| Directions |
From the first line to the last, retype the data below exactly.

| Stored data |
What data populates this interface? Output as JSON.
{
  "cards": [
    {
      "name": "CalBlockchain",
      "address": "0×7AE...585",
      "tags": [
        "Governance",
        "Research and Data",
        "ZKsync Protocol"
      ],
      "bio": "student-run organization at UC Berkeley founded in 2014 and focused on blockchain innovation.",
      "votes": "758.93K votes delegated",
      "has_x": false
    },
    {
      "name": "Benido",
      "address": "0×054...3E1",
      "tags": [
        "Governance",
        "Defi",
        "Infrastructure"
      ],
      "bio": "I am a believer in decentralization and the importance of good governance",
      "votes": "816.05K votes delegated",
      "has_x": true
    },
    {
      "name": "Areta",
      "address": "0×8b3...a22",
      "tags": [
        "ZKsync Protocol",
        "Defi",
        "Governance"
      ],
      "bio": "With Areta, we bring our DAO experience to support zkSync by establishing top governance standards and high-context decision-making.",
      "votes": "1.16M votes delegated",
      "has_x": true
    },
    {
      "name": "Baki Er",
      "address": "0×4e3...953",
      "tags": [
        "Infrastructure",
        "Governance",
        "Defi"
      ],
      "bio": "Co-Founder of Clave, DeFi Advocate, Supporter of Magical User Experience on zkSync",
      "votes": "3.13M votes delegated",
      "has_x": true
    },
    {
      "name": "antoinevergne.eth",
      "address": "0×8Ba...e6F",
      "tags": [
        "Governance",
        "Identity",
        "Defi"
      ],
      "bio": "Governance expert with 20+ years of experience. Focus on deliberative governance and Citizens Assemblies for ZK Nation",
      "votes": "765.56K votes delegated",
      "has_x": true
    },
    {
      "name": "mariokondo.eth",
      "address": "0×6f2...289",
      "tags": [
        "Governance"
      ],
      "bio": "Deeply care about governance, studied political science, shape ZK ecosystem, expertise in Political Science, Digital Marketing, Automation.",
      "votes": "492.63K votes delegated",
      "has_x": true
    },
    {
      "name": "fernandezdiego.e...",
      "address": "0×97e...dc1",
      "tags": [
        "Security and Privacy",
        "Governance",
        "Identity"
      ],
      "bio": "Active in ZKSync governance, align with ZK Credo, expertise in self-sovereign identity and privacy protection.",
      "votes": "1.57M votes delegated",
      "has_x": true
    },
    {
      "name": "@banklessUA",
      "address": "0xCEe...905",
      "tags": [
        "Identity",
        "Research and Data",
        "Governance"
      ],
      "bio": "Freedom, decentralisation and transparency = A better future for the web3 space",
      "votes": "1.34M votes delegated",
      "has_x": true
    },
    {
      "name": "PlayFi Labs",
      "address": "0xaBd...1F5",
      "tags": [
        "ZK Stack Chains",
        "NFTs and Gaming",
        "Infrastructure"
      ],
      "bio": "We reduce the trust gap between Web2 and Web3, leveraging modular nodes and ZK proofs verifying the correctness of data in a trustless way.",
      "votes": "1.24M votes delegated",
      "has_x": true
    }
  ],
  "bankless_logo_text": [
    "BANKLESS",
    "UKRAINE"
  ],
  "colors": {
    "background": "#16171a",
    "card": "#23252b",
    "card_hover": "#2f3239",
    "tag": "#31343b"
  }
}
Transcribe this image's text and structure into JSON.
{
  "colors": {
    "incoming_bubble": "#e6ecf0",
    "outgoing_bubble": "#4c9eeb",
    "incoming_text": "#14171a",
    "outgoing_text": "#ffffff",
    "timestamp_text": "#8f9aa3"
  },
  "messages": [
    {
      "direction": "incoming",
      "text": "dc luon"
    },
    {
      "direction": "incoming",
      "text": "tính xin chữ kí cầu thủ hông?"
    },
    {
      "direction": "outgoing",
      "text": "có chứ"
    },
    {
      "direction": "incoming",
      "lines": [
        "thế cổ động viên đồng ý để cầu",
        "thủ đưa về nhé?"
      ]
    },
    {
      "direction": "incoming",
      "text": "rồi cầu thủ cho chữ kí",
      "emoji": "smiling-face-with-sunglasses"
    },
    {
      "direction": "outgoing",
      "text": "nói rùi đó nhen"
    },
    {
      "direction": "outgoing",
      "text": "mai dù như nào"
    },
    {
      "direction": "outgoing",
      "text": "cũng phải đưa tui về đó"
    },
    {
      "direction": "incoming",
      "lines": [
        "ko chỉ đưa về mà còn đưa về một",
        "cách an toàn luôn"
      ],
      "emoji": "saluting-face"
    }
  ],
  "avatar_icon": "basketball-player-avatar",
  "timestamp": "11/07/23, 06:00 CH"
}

| Result |
What data populates this interface? Output as JSON.
{
  "cards": [
    {
      "name": "CalBlockchain",
      "address": "0×7AE...585",
      "tags": [
        "Governance",
        "Research and Data",
        "ZKsync Protocol"
      ],
      "bio": "student-run organization at UC Berkeley founded in 2014 and focused on blockchain innovation.",
      "votes": "758.93K votes delegated",
      "has_x": false
    },
    {
      "name": "Benido",
      "address": "0×054...3E1",
      "tags": [
        "Governance",
        "Defi",
        "Infrastructure"
      ],
      "bio": "I am a believer in decentralization and the importance of good governance",
      "votes": "816.05K votes delegated",
      "has_x": true
    },
    {
      "name": "Areta",
      "address": "0×8b3...a22",
      "tags": [
        "ZKsync Protocol",
        "Defi",
        "Governance"
      ],
      "bio": "With Areta, we bring our DAO experience to support zkSync by establishing top governance standards and high-context decision-making.",
      "votes": "1.16M votes delegated",
      "has_x": true
    },
    {
      "name": "Baki Er",
      "address": "0×4e3...953",
      "tags": [
        "Infrastructure",
        "Governance",
        "Defi"
      ],
      "bio": "Co-Founder of Clave, DeFi Advocate, Supporter of Magical User Experience on zkSync",
      "votes": "3.13M votes delegated",
      "has_x": true
    },
    {
      "name": "antoinevergne.eth",
      "address": "0×8Ba...e6F",
      "tags": [
        "Governance",
        "Identity",
        "Defi"
      ],
      "bio": "Governance expert with 20+ years of experience. Focus on deliberative governance and Citizens Assemblies for ZK Nation",
      "votes": "765.56K votes delegated",
      "has_x": true
    },
    {
      "name": "mariokondo.eth",
      "address": "0×6f2...289",
      "tags": [
        "Governance"
      ],
      "bio": "Deeply care about governance, studied political science, shape ZK ecosystem, expertise in Political Science, Digital Marketing, Automation.",
      "votes": "492.63K votes delegated",
      "has_x": true
    },
    {
      "name": "fernandezdiego.e...",
      "address": "0×97e...dc1",
      "tags": [
        "Security and Privacy",
        "Governance",
        "Identity"
      ],
      "bio": "Active in ZKSync governance, align with ZK Credo, expertise in self-sovereign identity and privacy protection.",
      "votes": "1.57M votes delegated",
      "has_x": true
    },
    {
      "name": "@banklessUA",
      "address": "0xCEe...905",
      "tags": [
        "Identity",
        "Research and Data",
        "Governance"
      ],
      "bio": "Freedom, decentralisation and transparency = A better future for the web3 space",
      "votes": "1.34M votes delegated",
      "has_x": true
    },
    {
      "name": "PlayFi Labs",
      "address": "0xaBd...1F5",
      "tags": [
        "ZK Stack Chains",
        "NFTs and Gaming",
        "Infrastructure"
      ],
      "bio": "We reduce the trust gap between Web2 and Web3, leveraging modular nodes and ZK proofs verifying the correctness of data in a trustless way.",
      "votes": "1.24M votes delegated",
      "has_x": true
    }
  ],
  "bankless_logo_text": [
    "BANKLESS",
    "UKRAINE"
  ],
  "colors": {
    "background": "#16171a",
    "card": "#23252b",
    "card_hover": "#2f3239",
    "tag": "#31343b"
  }
}
Transcribe this image's text and structure into JSON.
{
  "colors": {
    "incoming_bubble": "#e6ecf0",
    "outgoing_bubble": "#4c9eeb",
    "incoming_text": "#14171a",
    "outgoing_text": "#ffffff",
    "timestamp_text": "#8f9aa3"
  },
  "messages": [
    {
      "direction": "incoming",
      "text": "dc luon"
    },
    {
      "direction": "incoming",
      "text": "tính xin chữ kí cầu thủ hông?"
    },
    {
      "direction": "outgoing",
      "text": "có chứ"
    },
    {
      "direction": "incoming",
      "lines": [
        "thế cổ động viên đồng ý để cầu",
        "thủ đưa về nhé?"
      ]
    },
    {
      "direction": "incoming",
      "text": "rồi cầu thủ cho chữ kí",
      "emoji": "smiling-face-with-sunglasses"
    },
    {
      "direction": "outgoing",
      "text": "nói rùi đó nhen"
    },
    {
      "direction": "outgoing",
      "text": "mai dù như nào"
    },
    {
      "direction": "outgoing",
      "text": "cũng phải đưa tui về đó"
    },
    {
      "direction": "incoming",
      "lines": [
        "ko chỉ đưa về mà còn đưa về một",
        "cách an toàn luôn"
      ],
      "emoji": "saluting-face"
    }
  ],
  "avatar_icon": "basketball-player-avatar",
  "timestamp": "11/07/23, 06:00 CH"
}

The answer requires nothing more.